The charity aims to fund education and awareness about neonatal herpes, and eventually to extend this to all preventable causes of newborn baby deaths. Sarah says she was “astonished” by the lack of awareness amongst the public and medical profession.
James says he was initially hesitant to start the charity as he felt his only focus should be supporting Sarah, Kit’s mum: “It was a moral obligation. But she proved herself an expert in research, and had a charity background, and so she could make a difference. It’s not often you can say you can help save lives. So I felt it would help her bring some light back into her life.”
With support from the Rockinghorse Children’s Charity and the Chalk Cliff Trust, they have already raised over £26,000 to fund a new full research project into the infection in babies - the first in 25 years.
The project will monitor infections and mortalities from neonatal herpes in the UK and Ireland over two years with doctors from the Royal Alexandra Children’s Hospital and St George’s University of London Hospital.

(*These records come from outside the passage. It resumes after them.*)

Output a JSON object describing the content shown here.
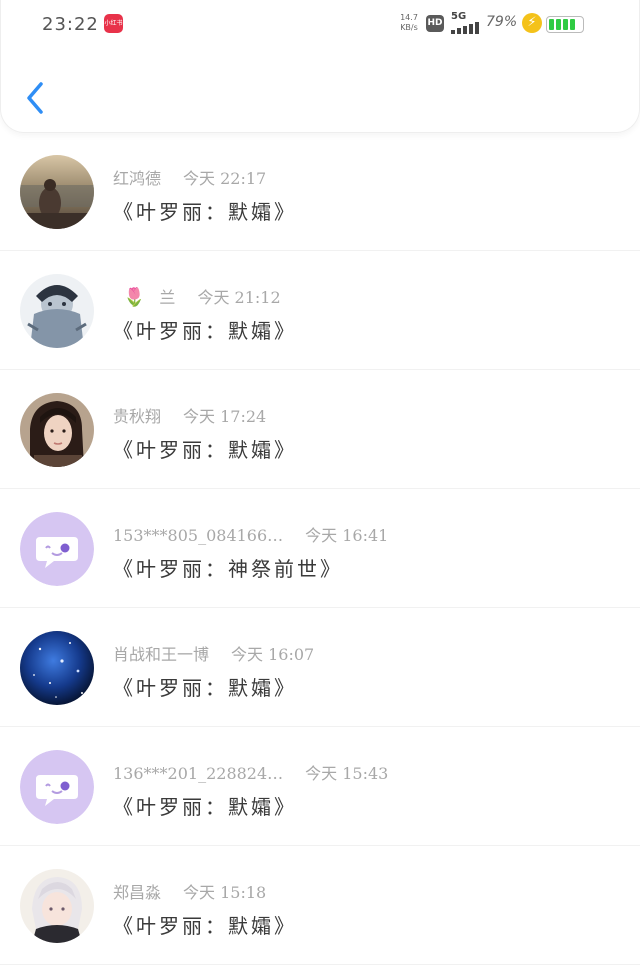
{
  "status_bar": {
    "time": "23:22",
    "app_badge": "小红书",
    "speed_value": "14.7",
    "speed_unit": "KB/s",
    "hd": "HD",
    "network": "5G",
    "battery_percent": "79%",
    "battery_level": 0.79,
    "colors": {
      "app_badge": "#e8324a",
      "bolt": "#f4c21a",
      "battery": "#2fcb43"
    }
  },
  "header": {
    "back_icon": "chevron-left-icon",
    "accent_color": "#2f8ef5"
  },
  "comments": [
    {
      "name": "红鸿德",
      "time": "今天 22:17",
      "message": "《叶罗丽：默孀》",
      "avatar": "photo-sunset-person"
    },
    {
      "name": "兰",
      "emoji": "🌷",
      "time": "今天 21:12",
      "message": "《叶罗丽：默孀》",
      "avatar": "anime-character"
    },
    {
      "name": "贵秋翔",
      "time": "今天 17:24",
      "message": "《叶罗丽：默孀》",
      "avatar": "photo-girl"
    },
    {
      "name": "153***805_084166…",
      "time": "今天 16:41",
      "message": "《叶罗丽：神祭前世》",
      "avatar": "default-chat-avatar"
    },
    {
      "name": "肖战和王一博",
      "time": "今天 16:07",
      "message": "《叶罗丽：默孀》",
      "avatar": "galaxy"
    },
    {
      "name": "136***201_228824…",
      "time": "今天 15:43",
      "message": "《叶罗丽：默孀》",
      "avatar": "default-chat-avatar"
    },
    {
      "name": "郑昌淼",
      "time": "今天 15:18",
      "message": "《叶罗丽：默孀》",
      "avatar": "anime-white-hair"
    }
  ]
}
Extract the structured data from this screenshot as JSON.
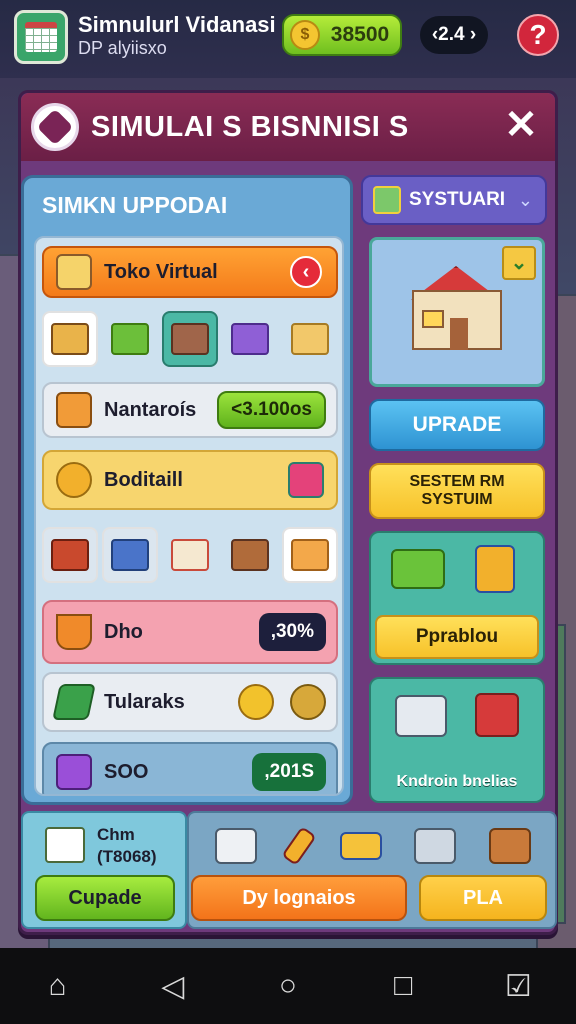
{
  "status": {
    "app_title": "Simnulurl Vidanasi",
    "app_subtitle": "DP alyiisxo",
    "coins": "38500",
    "coin_symbol": "$",
    "time": "‹2.4 ›",
    "help": "?"
  },
  "panel": {
    "title": "SIMULAI S BISNNISI S",
    "close": "✕"
  },
  "left": {
    "title": "SIMKN UPPODAI",
    "toko": {
      "label": "Toko Virtual",
      "arrow": "‹"
    },
    "row_nantarois": {
      "label": "Nantaroís",
      "value": "<3.100os"
    },
    "row_boditaill": {
      "label": "Boditaill"
    },
    "row_dho": {
      "label": "Dho",
      "value": ",30%"
    },
    "row_tularaks": {
      "label": "Tularaks"
    },
    "row_soo": {
      "label": "SOO",
      "value": ",201S"
    }
  },
  "right": {
    "dropdown": {
      "label": "SYSTUARI",
      "chevron": "⌄",
      "badge": "⌄"
    },
    "upgrade": "UPRADE",
    "system_btn": "SESTEM RM\nSYSTUIM",
    "card1_btn": "Pprablou",
    "card2_caption": "Kndroin bnelias"
  },
  "bottom": {
    "label": "Chm",
    "value": "(T8068)",
    "upgrade": "Cupade",
    "dy": "Dy lognaios",
    "pla": "PLA"
  },
  "nav": {
    "home": "⌂",
    "back": "◁",
    "circle": "○",
    "square": "□",
    "check": "☑"
  },
  "colors": {
    "panel": "#6e3a7c",
    "header": "#8a2c55",
    "accent_green": "#6fbf1f",
    "accent_orange": "#f47b1a",
    "accent_yellow": "#f7c22a",
    "accent_blue": "#2e93d2",
    "teal": "#4bb8a5"
  }
}
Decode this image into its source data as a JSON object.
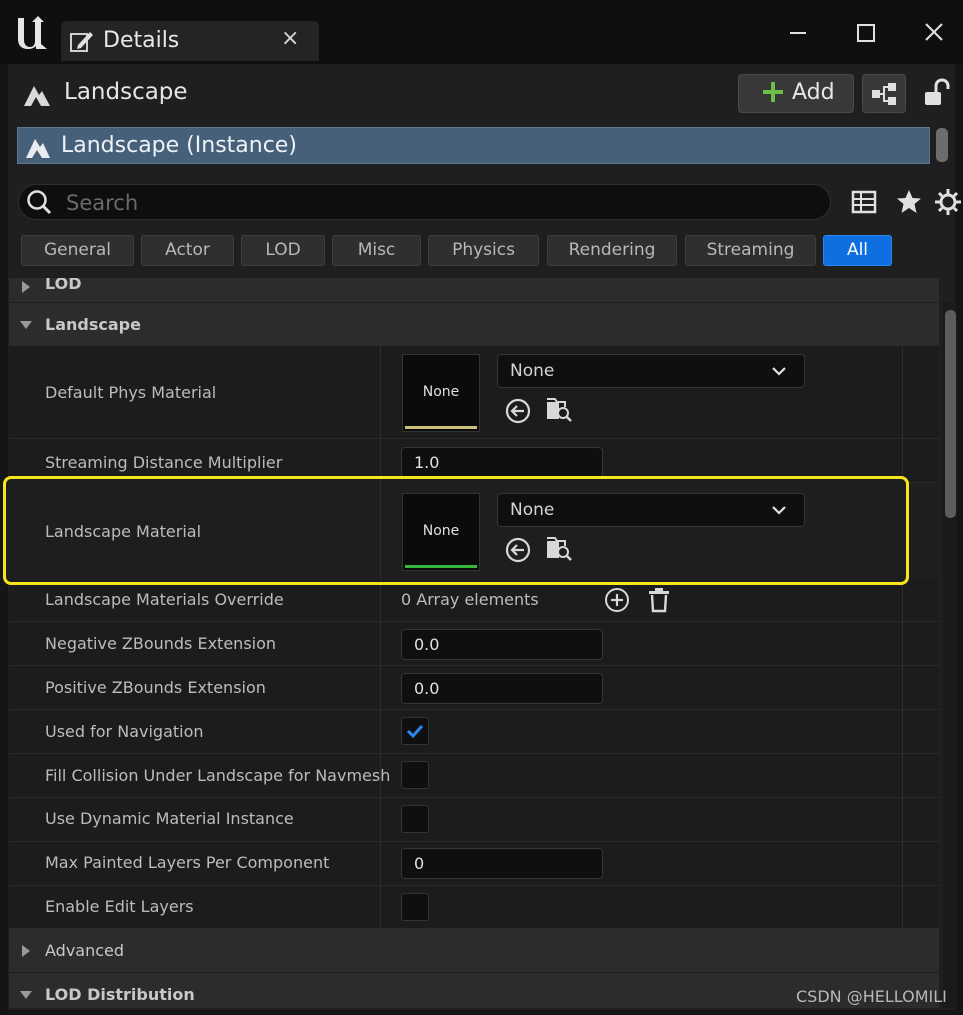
{
  "window": {
    "tab_title": "Details",
    "close_tab": "×"
  },
  "header": {
    "actor_name": "Landscape",
    "add_label": "Add"
  },
  "component": {
    "name": "Landscape (Instance)"
  },
  "search": {
    "placeholder": "Search",
    "value": ""
  },
  "filter_tabs": [
    "General",
    "Actor",
    "LOD",
    "Misc",
    "Physics",
    "Rendering",
    "Streaming",
    "All"
  ],
  "active_filter": "All",
  "categories": {
    "lod": "LOD",
    "landscape": "Landscape",
    "advanced": "Advanced",
    "lod_distribution": "LOD Distribution"
  },
  "properties": {
    "default_phys_material": {
      "label": "Default Phys Material",
      "thumb": "None",
      "value": "None"
    },
    "streaming_distance_multiplier": {
      "label": "Streaming Distance Multiplier",
      "value": "1.0"
    },
    "landscape_material": {
      "label": "Landscape Material",
      "thumb": "None",
      "value": "None"
    },
    "landscape_materials_override": {
      "label": "Landscape Materials Override",
      "value": "0 Array elements"
    },
    "negative_zbounds": {
      "label": "Negative ZBounds Extension",
      "value": "0.0"
    },
    "positive_zbounds": {
      "label": "Positive ZBounds Extension",
      "value": "0.0"
    },
    "used_for_navigation": {
      "label": "Used for Navigation",
      "checked": true
    },
    "fill_collision": {
      "label": "Fill Collision Under Landscape for Navmesh",
      "checked": false
    },
    "use_dynamic_material_instance": {
      "label": "Use Dynamic Material Instance",
      "checked": false
    },
    "max_painted_layers": {
      "label": "Max Painted Layers Per Component",
      "value": "0"
    },
    "enable_edit_layers": {
      "label": "Enable Edit Layers",
      "checked": false
    }
  },
  "colors": {
    "accent_blue": "#0f6ee0",
    "highlight_yellow": "#f4e51c",
    "phys_material_bar": "#cbbf7a",
    "material_bar": "#35b83c",
    "selection_row": "#46607a"
  },
  "watermark": "CSDN @HELLOMILI"
}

In future, Kit’s parents hope to help make neonatal herpes a “notifiable” disease which would mean medical teams have a statutory duty to report it, to fund research into potential vaccines, and to work with the NHS to train medical professionals to spot and treat the infection.
James hopes future research will uncover more about the infection, as some studies suggest it is on the rise.
“A study from Nottingham suggests more than one baby a week is dying from it. Like all charities, we want to nullify that - to make ourselves redundant,” he says.
Their work comes against a backdrop of rising neonatal deaths in the UK, where babies are now more likely to die in their first month than in Cuba and Latvia according to UNICEF. “Having been to Cuba recently that is absolutely shocking,” James says. “There is a lot to be done.”
The couple are holding a mini music festival in Brighton on 15 September, the day before what would have been Kit’s first birthday, featuring Fujiya & Miyagi, Alice Russell and TM Juke. All proceeds will support the charity’s work. Tickets are available via Ticket Source.
Commenting on the family’s story, Nicola Ranger, chief nursing officer for the Brighton & Sussex University Hospitals NHS Trust, told HuffPost UK: “Our thoughts and deepest condolences are with Kit’s family. Kit died having contracted HSV infection, which is known to be very rare and can often be very difficult to diagnose.
“We have been keen to learn as much as we can from Kit’s death. We are supporting the Kit Tarka Foundation to raise the profile of neonatal HSV infection and absolutely support the Foundation’s mission and vision.
“We have also worked closely with the local Rockinghorse Charity, Kit’s parents and Dr Katy Fidler to engage the British Paediatric Surveillance Unit on a national audit of neonatal HSV infections. Our hope would be that this work will inform the more effective prevention, identification and treatment of neonatal HSV infection in the future.”